### EXERCISE DETAILS
For each line in the data below that holds "with", return a copy.

### SOURCE DATA

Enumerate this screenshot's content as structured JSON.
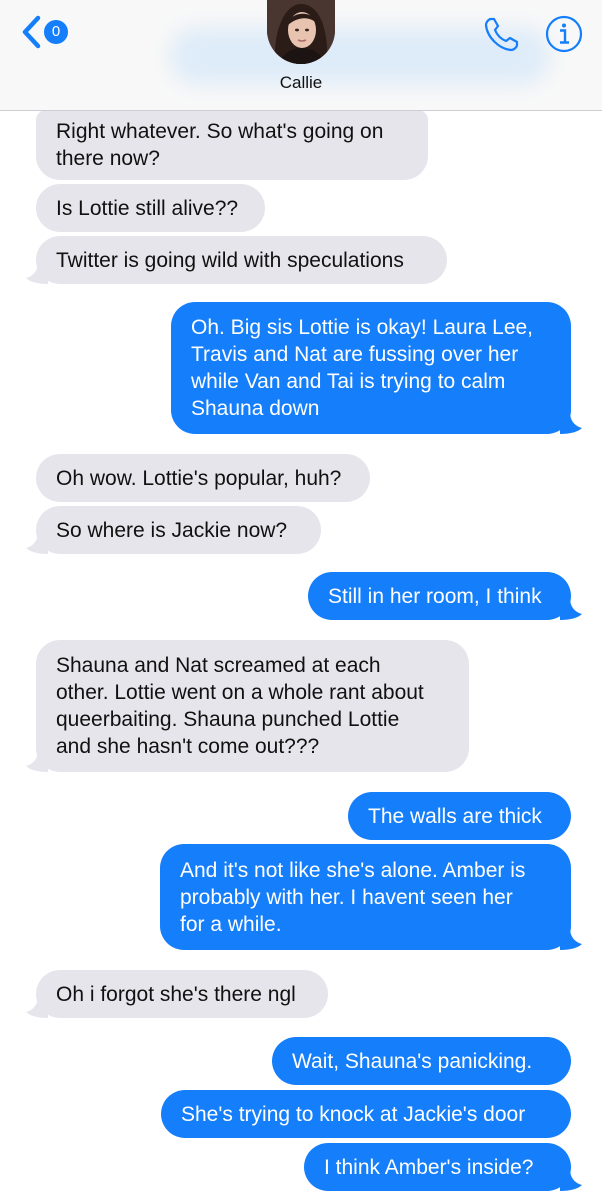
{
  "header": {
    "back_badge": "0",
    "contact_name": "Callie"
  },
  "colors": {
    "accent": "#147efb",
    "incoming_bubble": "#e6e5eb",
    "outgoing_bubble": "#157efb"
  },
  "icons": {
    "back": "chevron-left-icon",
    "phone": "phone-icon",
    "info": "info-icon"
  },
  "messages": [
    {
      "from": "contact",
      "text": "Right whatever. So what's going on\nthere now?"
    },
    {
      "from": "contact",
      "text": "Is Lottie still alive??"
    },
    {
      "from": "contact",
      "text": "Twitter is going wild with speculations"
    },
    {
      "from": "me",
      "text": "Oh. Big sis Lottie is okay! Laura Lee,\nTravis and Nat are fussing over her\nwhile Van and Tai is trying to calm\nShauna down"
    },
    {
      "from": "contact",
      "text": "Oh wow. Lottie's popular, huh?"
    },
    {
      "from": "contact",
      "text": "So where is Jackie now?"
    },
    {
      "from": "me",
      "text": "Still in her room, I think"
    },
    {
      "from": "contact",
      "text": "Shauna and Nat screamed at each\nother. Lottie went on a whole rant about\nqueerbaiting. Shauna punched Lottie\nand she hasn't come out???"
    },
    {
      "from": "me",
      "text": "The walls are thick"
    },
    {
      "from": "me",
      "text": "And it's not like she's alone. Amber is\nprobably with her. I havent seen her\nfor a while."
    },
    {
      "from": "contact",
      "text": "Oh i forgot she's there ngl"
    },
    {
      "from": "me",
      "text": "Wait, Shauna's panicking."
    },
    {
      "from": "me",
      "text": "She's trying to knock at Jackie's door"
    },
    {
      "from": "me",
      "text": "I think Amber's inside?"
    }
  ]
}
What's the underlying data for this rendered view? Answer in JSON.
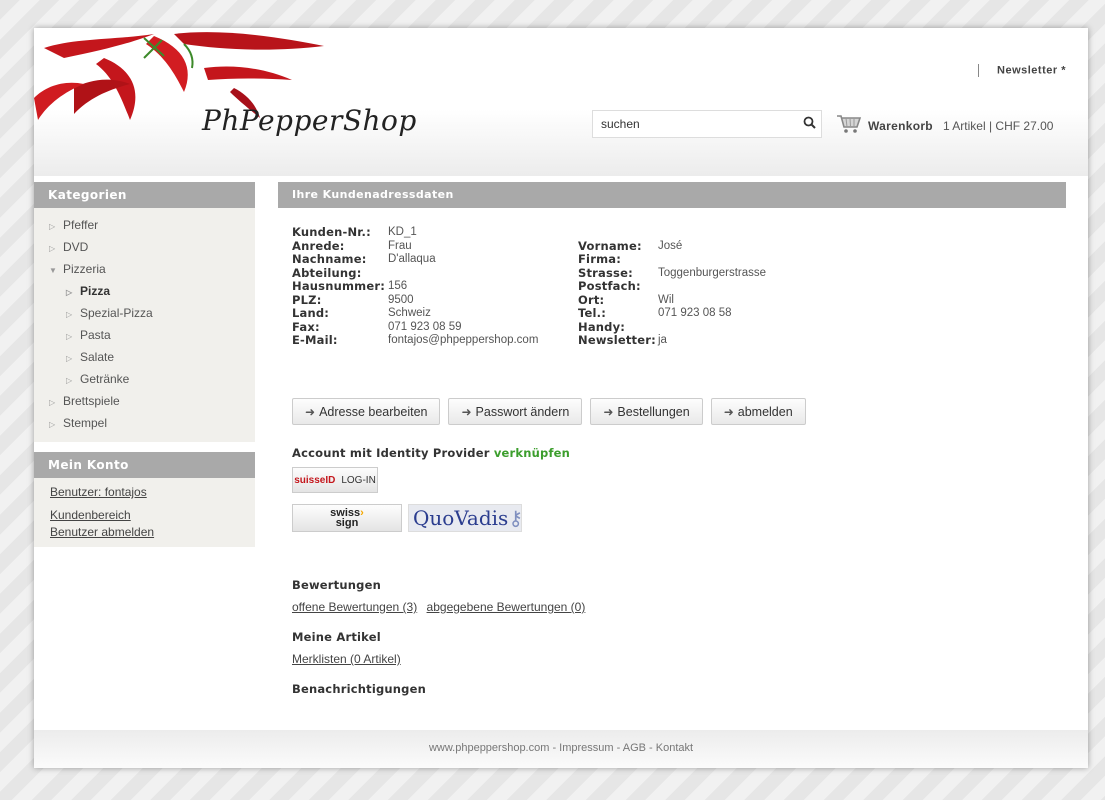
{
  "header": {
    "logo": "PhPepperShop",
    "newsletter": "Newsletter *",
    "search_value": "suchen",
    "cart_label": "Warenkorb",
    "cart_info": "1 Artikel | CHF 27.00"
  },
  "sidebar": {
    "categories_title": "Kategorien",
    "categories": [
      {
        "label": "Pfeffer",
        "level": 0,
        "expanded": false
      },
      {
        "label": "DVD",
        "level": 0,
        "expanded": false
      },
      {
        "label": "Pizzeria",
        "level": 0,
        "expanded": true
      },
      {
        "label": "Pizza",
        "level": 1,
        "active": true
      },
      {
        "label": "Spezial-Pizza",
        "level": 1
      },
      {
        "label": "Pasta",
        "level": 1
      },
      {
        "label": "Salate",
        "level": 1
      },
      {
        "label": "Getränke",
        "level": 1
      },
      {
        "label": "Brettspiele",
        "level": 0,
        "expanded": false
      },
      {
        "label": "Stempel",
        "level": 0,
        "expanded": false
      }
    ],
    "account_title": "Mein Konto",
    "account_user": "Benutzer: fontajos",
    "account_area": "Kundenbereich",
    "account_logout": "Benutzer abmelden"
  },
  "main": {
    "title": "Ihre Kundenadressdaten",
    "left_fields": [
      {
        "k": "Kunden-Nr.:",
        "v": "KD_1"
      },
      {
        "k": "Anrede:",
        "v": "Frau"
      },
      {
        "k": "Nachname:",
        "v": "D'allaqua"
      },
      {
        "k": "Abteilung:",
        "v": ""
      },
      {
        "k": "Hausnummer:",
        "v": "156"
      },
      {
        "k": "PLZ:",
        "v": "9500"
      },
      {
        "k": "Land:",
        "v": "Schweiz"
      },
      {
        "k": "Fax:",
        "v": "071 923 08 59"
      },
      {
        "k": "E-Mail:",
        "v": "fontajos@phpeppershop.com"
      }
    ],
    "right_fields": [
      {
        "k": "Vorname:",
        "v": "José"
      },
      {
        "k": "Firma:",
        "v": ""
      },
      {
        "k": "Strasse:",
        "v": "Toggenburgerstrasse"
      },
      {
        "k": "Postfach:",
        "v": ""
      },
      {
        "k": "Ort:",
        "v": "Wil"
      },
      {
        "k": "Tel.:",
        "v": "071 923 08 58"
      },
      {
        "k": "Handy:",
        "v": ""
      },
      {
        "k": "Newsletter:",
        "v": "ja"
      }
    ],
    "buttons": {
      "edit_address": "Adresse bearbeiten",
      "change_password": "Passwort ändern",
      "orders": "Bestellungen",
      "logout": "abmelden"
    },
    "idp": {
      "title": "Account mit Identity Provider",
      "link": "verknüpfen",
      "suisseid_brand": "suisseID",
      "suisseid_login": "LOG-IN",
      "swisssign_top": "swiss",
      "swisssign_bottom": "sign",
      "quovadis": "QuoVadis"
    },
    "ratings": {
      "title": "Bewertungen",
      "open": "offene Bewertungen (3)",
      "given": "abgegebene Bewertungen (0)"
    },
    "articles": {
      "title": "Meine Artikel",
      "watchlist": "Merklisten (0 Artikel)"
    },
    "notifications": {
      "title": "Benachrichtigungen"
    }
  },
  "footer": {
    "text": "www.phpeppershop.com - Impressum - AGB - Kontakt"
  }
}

### ANSWER TO THIS EXERCISE
      "text": "Twitter is going wild with speculations"
      "text": "And it's not like she's alone. Amber is\nprobably with her. I havent seen her\nfor a while."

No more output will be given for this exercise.